Jenell Stewart, DO, MPH
Dr. Stewart is a board-certified Infectious Diseases physician and researcher. She completed her clinical training at the University of Washington and is an Infectious Diseases physician at the Hennepin Healthcare Positive Care Clinic and an Assistant Professor of Medicine at the University of Minnesota. Her research focuses on the prevention of Sexually Transmitted Infections (STIs) and Human Immunodeficiency Virus (HIV). In 2023, she was selected as The ASTDA Young Investigator of the Year.
STIs, HIV Prevention
STIs, HIV Prevention, Clinical Trials, Behavioral Science
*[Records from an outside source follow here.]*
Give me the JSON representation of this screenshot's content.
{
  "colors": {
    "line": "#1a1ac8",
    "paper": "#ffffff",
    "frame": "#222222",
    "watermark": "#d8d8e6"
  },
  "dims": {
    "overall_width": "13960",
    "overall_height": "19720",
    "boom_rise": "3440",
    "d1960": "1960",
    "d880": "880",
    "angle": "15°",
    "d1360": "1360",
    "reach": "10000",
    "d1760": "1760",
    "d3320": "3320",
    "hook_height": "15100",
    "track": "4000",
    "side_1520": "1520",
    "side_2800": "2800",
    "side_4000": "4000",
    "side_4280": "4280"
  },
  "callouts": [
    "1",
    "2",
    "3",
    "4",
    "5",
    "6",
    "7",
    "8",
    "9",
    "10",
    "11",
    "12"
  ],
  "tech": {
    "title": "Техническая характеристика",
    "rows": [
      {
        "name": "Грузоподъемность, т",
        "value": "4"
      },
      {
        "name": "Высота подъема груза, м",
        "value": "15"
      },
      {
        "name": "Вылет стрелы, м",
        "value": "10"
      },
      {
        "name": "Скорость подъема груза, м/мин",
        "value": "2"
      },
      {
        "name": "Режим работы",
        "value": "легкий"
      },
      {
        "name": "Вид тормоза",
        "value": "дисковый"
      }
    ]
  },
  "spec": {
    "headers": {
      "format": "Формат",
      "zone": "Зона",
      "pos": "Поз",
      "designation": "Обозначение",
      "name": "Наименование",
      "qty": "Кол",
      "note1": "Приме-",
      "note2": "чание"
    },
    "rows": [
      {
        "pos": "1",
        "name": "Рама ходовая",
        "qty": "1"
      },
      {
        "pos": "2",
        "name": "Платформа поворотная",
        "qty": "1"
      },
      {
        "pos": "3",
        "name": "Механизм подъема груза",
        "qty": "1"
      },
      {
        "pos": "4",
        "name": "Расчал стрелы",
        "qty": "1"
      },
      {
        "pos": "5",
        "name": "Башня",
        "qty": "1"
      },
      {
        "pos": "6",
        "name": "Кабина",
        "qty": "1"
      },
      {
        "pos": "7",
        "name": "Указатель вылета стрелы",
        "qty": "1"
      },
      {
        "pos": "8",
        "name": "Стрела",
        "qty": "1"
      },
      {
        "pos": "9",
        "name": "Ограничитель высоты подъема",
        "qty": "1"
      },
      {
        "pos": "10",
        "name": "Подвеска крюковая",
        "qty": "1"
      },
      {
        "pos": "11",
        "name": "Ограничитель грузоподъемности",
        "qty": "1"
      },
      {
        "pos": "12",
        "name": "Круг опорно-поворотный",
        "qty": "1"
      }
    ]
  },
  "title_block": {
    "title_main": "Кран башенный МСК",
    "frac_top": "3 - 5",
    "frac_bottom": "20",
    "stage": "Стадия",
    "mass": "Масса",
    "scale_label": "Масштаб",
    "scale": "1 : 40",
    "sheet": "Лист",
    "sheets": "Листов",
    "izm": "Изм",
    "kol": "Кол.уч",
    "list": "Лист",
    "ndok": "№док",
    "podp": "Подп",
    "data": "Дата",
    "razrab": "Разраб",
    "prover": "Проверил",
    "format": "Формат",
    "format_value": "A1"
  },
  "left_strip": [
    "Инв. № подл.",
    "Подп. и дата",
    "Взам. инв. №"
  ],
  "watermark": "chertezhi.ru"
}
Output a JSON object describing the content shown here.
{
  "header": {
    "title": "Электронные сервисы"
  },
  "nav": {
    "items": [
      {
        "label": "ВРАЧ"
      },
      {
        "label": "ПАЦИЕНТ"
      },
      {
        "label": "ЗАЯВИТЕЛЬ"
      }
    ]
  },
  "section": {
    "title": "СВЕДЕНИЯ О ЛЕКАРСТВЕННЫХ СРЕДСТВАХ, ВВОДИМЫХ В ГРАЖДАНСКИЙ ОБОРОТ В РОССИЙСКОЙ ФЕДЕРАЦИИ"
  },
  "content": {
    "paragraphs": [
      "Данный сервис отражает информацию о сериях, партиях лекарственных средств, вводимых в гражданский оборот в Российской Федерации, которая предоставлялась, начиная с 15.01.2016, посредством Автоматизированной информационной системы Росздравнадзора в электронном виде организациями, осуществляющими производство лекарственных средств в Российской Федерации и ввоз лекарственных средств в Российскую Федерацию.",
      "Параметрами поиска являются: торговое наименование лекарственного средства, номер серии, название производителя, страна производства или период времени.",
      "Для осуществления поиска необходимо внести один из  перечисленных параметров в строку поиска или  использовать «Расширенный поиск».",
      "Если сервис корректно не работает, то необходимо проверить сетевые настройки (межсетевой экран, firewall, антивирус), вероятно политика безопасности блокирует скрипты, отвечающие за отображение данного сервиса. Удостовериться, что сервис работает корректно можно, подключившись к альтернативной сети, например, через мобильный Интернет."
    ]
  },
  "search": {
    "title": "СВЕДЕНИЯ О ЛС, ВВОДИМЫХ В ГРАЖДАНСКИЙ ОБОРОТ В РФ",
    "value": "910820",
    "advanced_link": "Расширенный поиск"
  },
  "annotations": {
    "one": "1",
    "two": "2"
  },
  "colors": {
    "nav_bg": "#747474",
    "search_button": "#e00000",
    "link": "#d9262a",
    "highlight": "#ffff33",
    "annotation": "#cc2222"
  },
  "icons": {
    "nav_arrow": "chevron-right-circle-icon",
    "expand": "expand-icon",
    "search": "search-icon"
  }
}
Jenell Stewart, DO, MPH, is an Infectious Diseases physician-scientist focused on the prevention of Sexually Transmitted Infections (STIs) and Human Immunodeficiency Virus (HIV) and improving clinical care for women who engage in transactional sex. She has a strong track record of dedication to STI and HIV research in low-resource settings and extensive experience in international collaborations. Bringing together research methods on biomedical primary prevention, adherence behavior, and social marginalization, Dr. Stewart has two primary areas of research: first, clinical trials of prevention of bacterial STIs among cisgender women, and second, community-based care models for HIV prevention.
From 2020 to 2022, she directed the dPEP Kenya Trial in collaboration with colleagues at the Kenya Medical Research Institute (KEMRI) and under the mentorship of Dr. Jared Baeten. They focused on the prevention of bacterial STIs among cisgender women taking HIV PrEP using an antibiotic as a “morning-after pill.”
The women taking HIV PrEP in Kenya, like much of the world, have high rates of bacterial STIs, which in many cases, are as high or higher than men having sex with men taking HIV PrEP in high-income countries. These STIs can have damaging, long-term effects such as infertility, chronic pain, pregnancy complications including harm to the newborns, and increased risk of HIV. Unfortunately, the current options available for prevention and diagnosis are limited.
After comparing the efficacy results of doxycycline PEP for the prevention of chlamydia, syphilis, and gonorrhea among cisgender women in Kenya who were taking HIV pre-exposure prophylaxis (PrEP), to cisgender men and transgender women in France and the USA, she focused on understanding why doxycycline PEP did not prevent STIs among cisgender women. Ongoing and future work is focused on drug-resistant STIs and understanding adherence behavior.
In addition, she is working on two implementation science studies evaluating improved HIV PrEP access and delivery in community-based settings. As a Principal Investigator, in collaboration with Dr. Maria Corcorran at the University of Washington, she is working on an NIH-funded pilot study on improving care for women who inject drugs and exchange sex in the United States. They are developing and implementing a combination of primary care and preventative services, such as PrEP and buprenorphine, at venue-based locations, using a co-design process in collaboration with women with lived experience. As a co-investigator on a Bill and Melinda Gates Foundation grant in collaboration with Dr. Katrina Ortblad and Dr. Elizabeth Bukusi, they are evaluating the delivery of long-acting HIV PrEP options in community-based pharmacies in Kenya.
Jenell Stewart, DO, MPH is a board-certified Infectious Diseases physician and researcher. Her research studies the prevention of Sexually Transmitted Infections (STIs) and Human Immunodeficiency Virus (HIV).